__Work instructions__.
Copy each line of the data that has "image" in it.

__Available data__.
******************************
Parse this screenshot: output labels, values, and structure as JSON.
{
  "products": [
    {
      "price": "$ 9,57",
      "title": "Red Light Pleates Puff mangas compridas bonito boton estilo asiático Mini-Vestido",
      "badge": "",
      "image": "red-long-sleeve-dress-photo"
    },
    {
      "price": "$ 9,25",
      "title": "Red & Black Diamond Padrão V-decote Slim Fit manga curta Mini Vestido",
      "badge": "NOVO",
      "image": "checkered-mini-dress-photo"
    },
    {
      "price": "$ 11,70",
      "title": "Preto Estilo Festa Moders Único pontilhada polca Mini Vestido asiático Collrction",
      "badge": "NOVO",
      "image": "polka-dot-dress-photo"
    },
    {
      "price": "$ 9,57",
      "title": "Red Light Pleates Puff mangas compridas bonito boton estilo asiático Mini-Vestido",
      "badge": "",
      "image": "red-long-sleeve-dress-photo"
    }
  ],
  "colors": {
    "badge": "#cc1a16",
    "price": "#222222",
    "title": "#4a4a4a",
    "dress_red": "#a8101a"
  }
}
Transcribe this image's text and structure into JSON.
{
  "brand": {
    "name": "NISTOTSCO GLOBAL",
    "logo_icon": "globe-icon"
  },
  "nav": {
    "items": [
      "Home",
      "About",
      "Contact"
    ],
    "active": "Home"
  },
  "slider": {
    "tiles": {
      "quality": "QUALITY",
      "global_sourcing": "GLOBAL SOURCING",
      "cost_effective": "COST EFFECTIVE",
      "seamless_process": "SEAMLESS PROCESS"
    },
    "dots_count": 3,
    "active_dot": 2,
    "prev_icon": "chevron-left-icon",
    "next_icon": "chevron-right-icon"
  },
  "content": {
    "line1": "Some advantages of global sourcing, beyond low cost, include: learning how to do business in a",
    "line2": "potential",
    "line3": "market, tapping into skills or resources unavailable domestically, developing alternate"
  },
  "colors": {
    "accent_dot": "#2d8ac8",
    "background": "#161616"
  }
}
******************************
__Task answer__.
      "image": "red-long-sleeve-dress-photo"
      "image": "checkered-mini-dress-photo"
      "image": "polka-dot-dress-photo"
      "image": "red-long-sleeve-dress-photo"
Transcribe this image's text and structure into JSON.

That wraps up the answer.